        • Gravitation is expensive and is uncontrolled with regard to current server load and can make the entire cluster fail.
      Buddy Replication Limitations
        • Scales very well
        • Higher Management and Operational costs
        • Firing up a new instance may often require to fire up a new cluster instead
      N nodes mini clusters
        • If an entire cluster goes down, calls fails
        • Require a SIP LB aware of the topology
    • DataGrids and Eventual Consistency Mobicents 2011 Summit
    • CAP (Brewer's) Theorem
        • Consistency : all nodes see the same data at the same time
        • Availability : a guarantee that every request receives a response about whether it was successful or failed.
        • Partition Tolerance : the system continues to operate despite arbitrary message loss
        • A distributed system can satisfy any two of these guarantees at the same time, but not all three

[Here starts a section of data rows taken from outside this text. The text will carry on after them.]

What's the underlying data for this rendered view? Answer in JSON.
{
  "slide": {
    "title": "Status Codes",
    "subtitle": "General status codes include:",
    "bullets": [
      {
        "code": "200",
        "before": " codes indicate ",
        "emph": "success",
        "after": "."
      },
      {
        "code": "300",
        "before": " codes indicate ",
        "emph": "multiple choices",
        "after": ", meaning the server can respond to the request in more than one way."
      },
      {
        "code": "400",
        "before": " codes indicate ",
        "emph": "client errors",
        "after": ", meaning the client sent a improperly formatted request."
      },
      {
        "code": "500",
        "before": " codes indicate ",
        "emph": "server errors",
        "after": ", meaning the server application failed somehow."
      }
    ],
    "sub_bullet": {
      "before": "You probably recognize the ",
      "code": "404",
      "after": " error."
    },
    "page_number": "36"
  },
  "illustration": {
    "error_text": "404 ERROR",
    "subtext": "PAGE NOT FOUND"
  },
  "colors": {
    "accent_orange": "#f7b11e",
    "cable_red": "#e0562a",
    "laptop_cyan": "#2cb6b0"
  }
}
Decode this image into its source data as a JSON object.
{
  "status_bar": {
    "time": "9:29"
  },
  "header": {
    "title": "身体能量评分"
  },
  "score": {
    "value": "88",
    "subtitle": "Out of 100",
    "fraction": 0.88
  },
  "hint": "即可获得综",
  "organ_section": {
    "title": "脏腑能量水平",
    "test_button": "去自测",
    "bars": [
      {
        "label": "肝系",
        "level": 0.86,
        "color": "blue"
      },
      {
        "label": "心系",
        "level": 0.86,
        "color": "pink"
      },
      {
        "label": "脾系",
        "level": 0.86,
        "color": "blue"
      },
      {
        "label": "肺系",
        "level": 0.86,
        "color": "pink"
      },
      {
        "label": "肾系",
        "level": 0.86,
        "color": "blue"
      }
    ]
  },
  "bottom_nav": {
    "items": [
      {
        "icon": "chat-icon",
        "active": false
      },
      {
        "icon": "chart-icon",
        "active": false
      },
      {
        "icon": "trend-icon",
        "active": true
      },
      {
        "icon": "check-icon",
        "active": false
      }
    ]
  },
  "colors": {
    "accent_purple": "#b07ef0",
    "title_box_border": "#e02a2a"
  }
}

    • Drop Network Partition
    • Drop Availability Network Partition Failure : All affected nodes wait until the partition is whole again before replying, thus loss of availability

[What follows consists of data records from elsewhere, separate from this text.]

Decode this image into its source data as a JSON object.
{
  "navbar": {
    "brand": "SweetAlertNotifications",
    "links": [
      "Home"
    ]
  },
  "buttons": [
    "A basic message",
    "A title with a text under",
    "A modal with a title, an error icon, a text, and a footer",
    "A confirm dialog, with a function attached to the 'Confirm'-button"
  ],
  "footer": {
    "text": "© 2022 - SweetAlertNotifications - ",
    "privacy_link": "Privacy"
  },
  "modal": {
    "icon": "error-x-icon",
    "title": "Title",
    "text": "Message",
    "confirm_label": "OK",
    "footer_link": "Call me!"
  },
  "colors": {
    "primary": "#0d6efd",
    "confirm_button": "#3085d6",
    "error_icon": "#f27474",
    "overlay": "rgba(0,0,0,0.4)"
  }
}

    • Drop Consistency Network Partition Failure : Consistency is Broken
    • DataGrid vs JBoss Cache
        • DataGrid similar to JBoss Cache Buddy Replication except :

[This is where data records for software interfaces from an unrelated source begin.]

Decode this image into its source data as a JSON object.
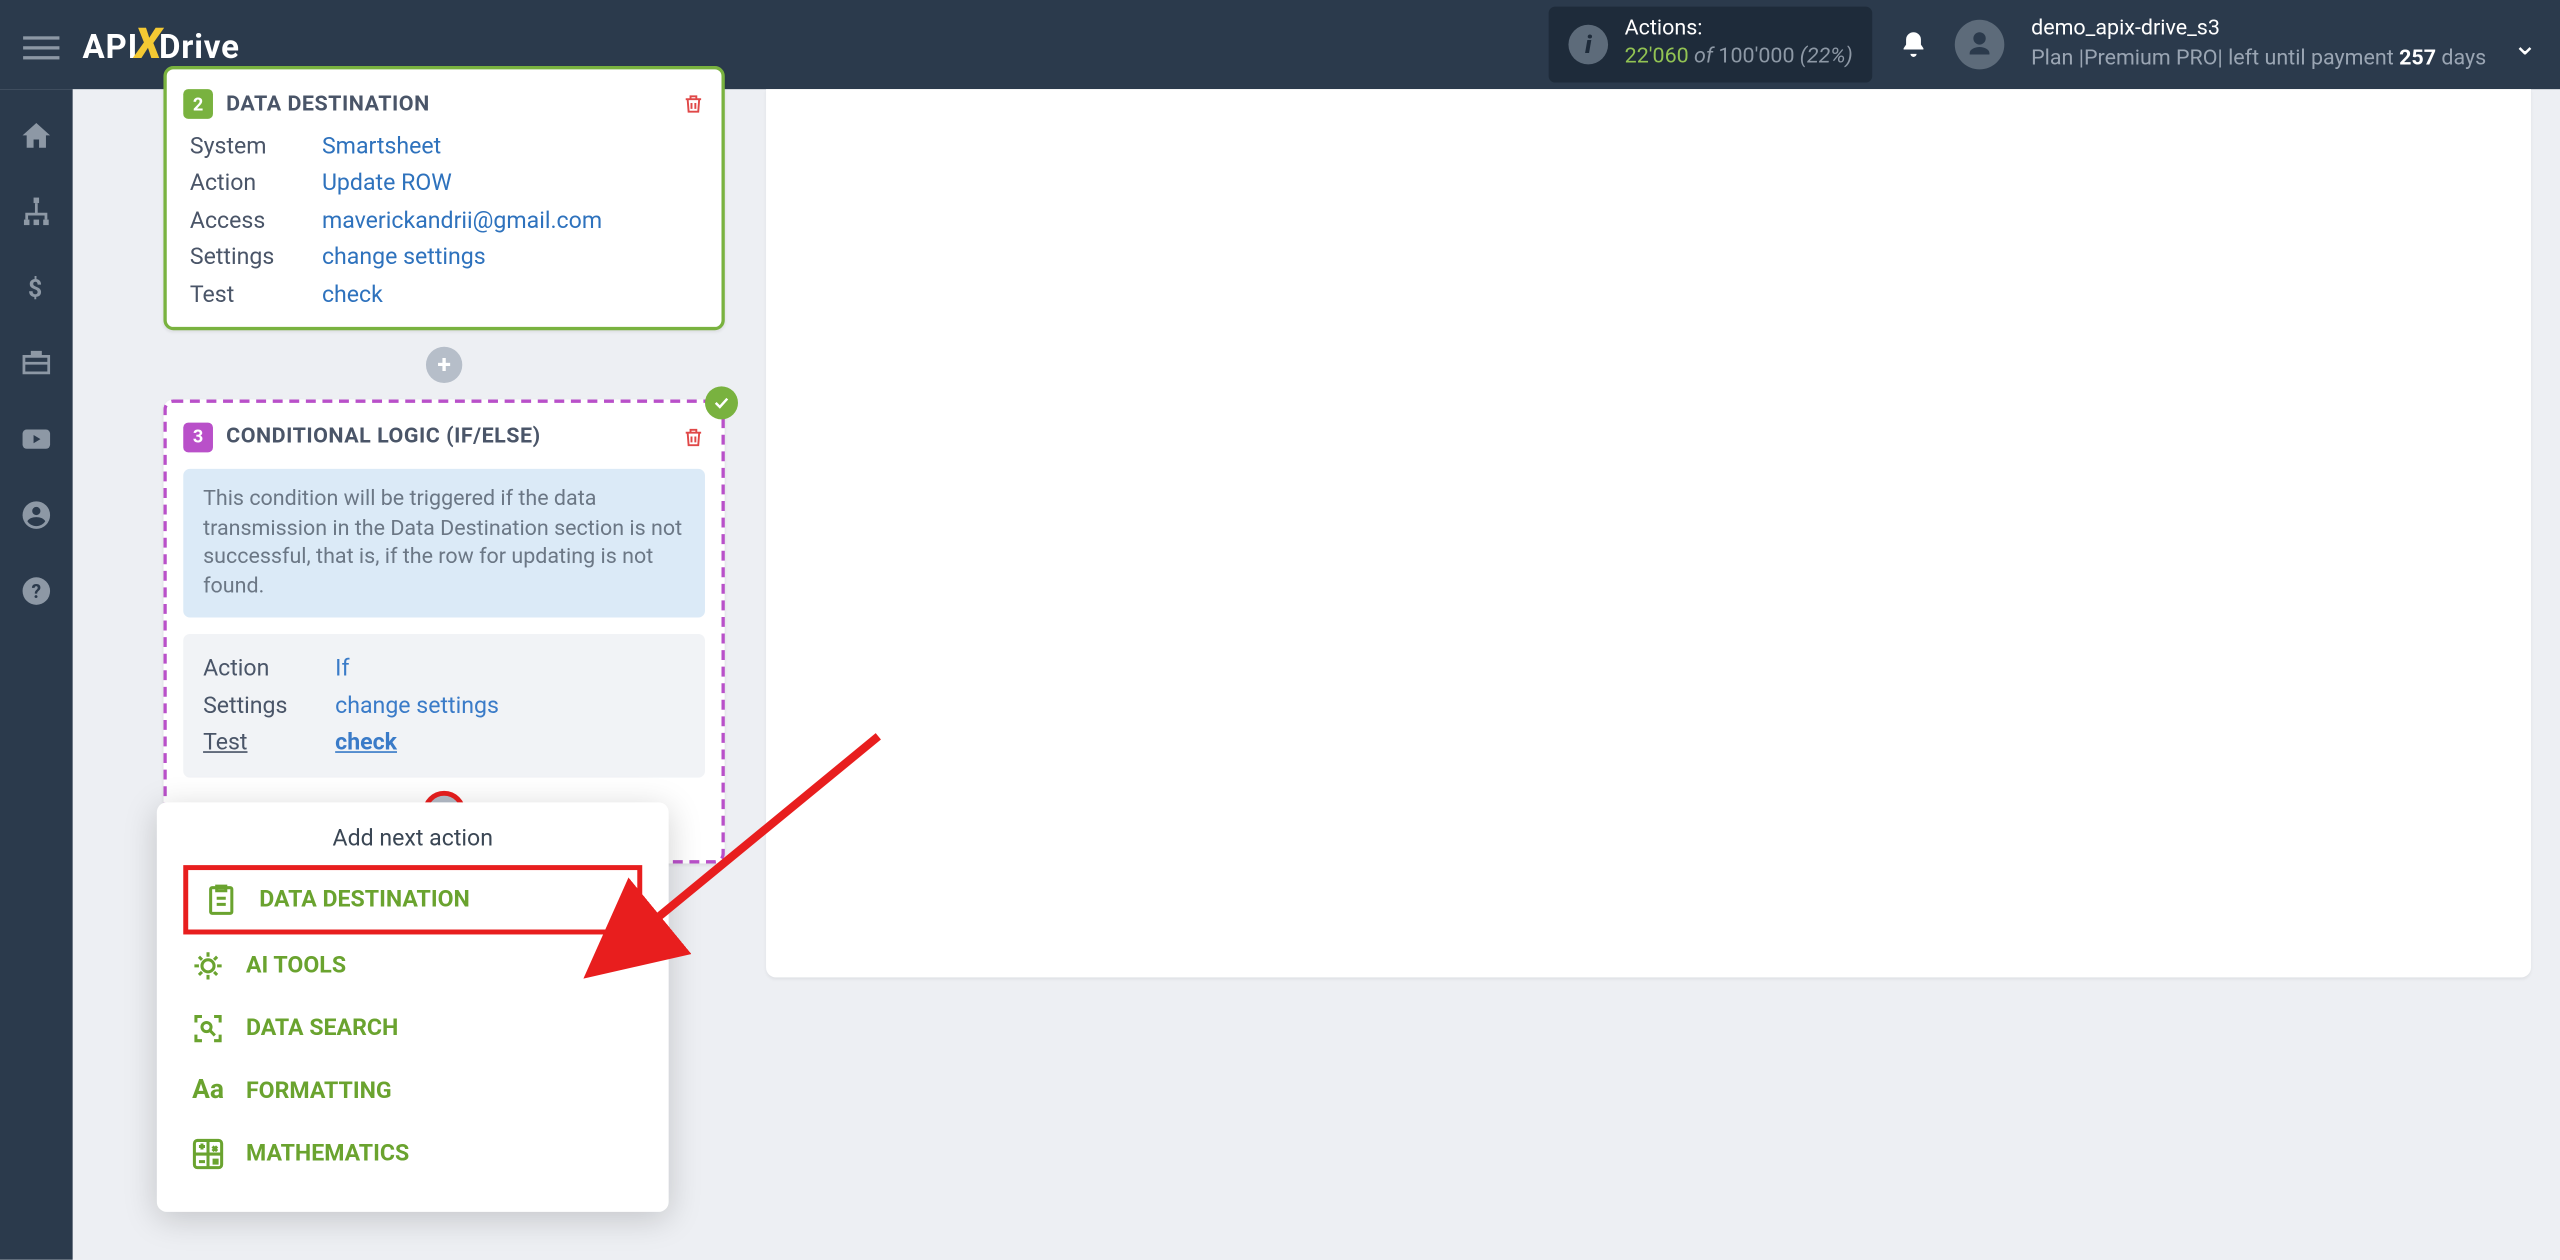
{
  "header": {
    "logo_pre": "API",
    "logo_x": "X",
    "logo_post": "Drive",
    "actions_label": "Actions:",
    "actions_count": "22'060",
    "actions_of": " of ",
    "actions_total": "100'000",
    "actions_pct": " (22%)",
    "user_name": "demo_apix-drive_s3",
    "user_plan_pre": "Plan |Premium PRO| left until payment ",
    "user_plan_days": "257",
    "user_plan_post": " days"
  },
  "card2": {
    "num": "2",
    "title": "DATA DESTINATION",
    "rows": {
      "system_l": "System",
      "system_v": "Smartsheet",
      "action_l": "Action",
      "action_v": "Update ROW",
      "access_l": "Access",
      "access_v": "maverickandrii@gmail.com",
      "settings_l": "Settings",
      "settings_v": "change settings",
      "test_l": "Test",
      "test_v": "check"
    }
  },
  "card3": {
    "num": "3",
    "title": "CONDITIONAL LOGIC (IF/ELSE)",
    "info": "This condition will be triggered if the data transmission in the Data Destination section is not successful, that is, if the row for updating is not found.",
    "rows": {
      "action_l": "Action",
      "action_v": "If",
      "settings_l": "Settings",
      "settings_v": "change settings",
      "test_l": "Test",
      "test_v": "check"
    }
  },
  "popup": {
    "title": "Add next action",
    "items": {
      "dest": "DATA DESTINATION",
      "ai": "AI TOOLS",
      "search": "DATA SEARCH",
      "format": "FORMATTING",
      "math": "MATHEMATICS"
    }
  }
}
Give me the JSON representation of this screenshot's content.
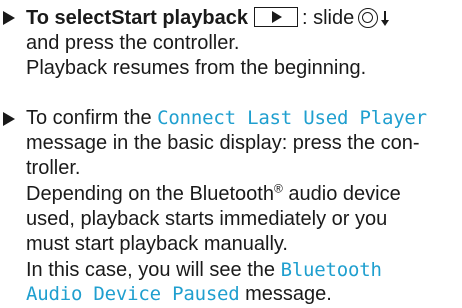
{
  "step1": {
    "bold_text": "To selectStart playback",
    "after_button": ":",
    "slide_text": " slide",
    "line2": "and press the controller.",
    "line3": "Playback resumes from the beginning."
  },
  "step2": {
    "line1_prefix": "To confirm the",
    "display_message_1": "Connect Last Used Player",
    "line2": "message in the basic display: press the con-",
    "line3": "troller.",
    "line4_prefix": "Depending on the Bluetooth",
    "line4_sup": "®",
    "line4_suffix": " audio device",
    "line5": "used, playback starts immediately or you",
    "line6": "must start playback manually.",
    "line7_prefix": "In this case, you will see the",
    "display_message_2_part1": "Bluetooth",
    "display_message_2_part2": "Audio Device Paused",
    "line8_suffix": " message."
  }
}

        • transaction atomicity is not conserved
        • data is eventually replicated (same for JBoss Cache in asynchronous mode)
          • Loosing up Consistency allows to scale much better and provide better performance overall as less intensive in terms of node synchronisation
        • Failover to the correct buddy is ensured by consistent hashing of the keys
    • Customers and Community HA Use Cases
        • No High Availability : one node
        • High Availability with no replication : up to hundreds of nodes
        • High Availability with replication but controlled load : Fixed Low Number of Nodes < 5
          • Usually need high consistency
        • High Availability with replication and uncontrolled load : up to hundreds and more nodes
          • Eventual consistency can't be avoided
        • GeoLocation Failover Needs to be added to the last 2 items
          • Eventual consistency will typically help here
    • Peer to Peer Mode with DIST with L1 Cache The application container or the apps will need to access sessions, dialogs and other objects in the distributed store. Each container will maintain a quick-lookup local cache of deserialized objects. In Sip Servlets that is implemented for sessions. If that fails (the session needed by the app is not in the local cache), then the container will look it up in infinispan. Each infinispan instance has a data store with items hashed to the specific node (DIST-assigned serialized data). This is where the majority of the memory is consumed. However the data in this store is randomly distributed based on hash values and is not cached based on LRU or other common caching rule. To help with that infinispan allows enabling L1 cache which will enable LRU policy on commonly accessed items that are missing from the DIST-assigned store.
    • Data Grid HA Model In this model the data is primarily stored in a remote data-grid by partitioning it based on some key value. The communication with the grid is done only via the network with protocols such as hot rod, memcached or thrift. In this model caching deserialized data would be very difficult if concurrent changes are allowed. Protocols for network lookup and transport in grid systems rarely allow delivery of async events to the clients (in this case the Local Node is the client for the grid). So we will never be eagerly notified of some session has changed so that we know if we can use the cached deserialized local copy. L1 cache for serialized chunks however may have a function to check if the data is up to date which still requires at least one network request by itself even without locking the data. Each grid protocol supports different operations and features that can be used to optimize the network access and support cache more efficiently. Local cache invalidation is more difficult in this model as it is not guaranteed that the HA grid architecture allows notifications to keep the caches up to date with any remote changes.
    • Thank you ! http://telestax.com/